- ASSIGNMENT: Using the listing below, work out how many lines carry the word "this", and state nothing but that number.

- DATA UNDER STUDY:
^^^^

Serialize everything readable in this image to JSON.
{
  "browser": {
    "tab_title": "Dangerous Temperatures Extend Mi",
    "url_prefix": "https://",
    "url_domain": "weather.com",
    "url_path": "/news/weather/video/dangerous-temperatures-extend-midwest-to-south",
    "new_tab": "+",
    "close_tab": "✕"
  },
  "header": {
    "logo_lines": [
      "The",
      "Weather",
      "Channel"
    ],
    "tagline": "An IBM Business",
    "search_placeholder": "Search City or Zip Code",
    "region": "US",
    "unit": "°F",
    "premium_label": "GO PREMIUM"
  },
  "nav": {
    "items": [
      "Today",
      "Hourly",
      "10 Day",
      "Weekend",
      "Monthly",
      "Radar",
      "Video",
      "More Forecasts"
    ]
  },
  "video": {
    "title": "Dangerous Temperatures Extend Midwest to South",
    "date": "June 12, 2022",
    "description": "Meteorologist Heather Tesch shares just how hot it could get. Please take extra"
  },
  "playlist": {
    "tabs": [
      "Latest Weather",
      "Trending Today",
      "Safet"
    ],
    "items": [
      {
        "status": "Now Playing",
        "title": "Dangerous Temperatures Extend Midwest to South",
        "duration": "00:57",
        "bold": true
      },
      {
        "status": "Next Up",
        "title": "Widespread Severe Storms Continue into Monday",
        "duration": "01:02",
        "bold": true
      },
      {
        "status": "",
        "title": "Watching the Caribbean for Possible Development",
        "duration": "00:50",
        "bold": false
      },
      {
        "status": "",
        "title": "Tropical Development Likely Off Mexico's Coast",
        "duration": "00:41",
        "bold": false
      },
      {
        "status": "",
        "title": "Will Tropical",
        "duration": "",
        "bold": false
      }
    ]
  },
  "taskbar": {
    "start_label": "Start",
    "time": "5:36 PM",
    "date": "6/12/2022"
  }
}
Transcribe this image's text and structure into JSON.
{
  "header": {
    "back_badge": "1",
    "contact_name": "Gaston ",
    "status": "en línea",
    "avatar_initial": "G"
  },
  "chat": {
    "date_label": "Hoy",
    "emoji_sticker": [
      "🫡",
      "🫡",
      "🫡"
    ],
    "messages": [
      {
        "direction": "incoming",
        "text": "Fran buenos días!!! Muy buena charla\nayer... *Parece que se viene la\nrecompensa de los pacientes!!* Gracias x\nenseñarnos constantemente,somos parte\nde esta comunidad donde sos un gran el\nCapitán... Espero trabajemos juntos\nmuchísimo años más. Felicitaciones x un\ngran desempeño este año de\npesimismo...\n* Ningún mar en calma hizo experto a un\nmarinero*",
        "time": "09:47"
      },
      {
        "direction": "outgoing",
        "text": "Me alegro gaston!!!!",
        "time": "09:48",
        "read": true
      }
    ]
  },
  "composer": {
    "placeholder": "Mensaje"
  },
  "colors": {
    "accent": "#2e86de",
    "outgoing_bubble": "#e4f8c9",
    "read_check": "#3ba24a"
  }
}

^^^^

- ANSWER BOX: 2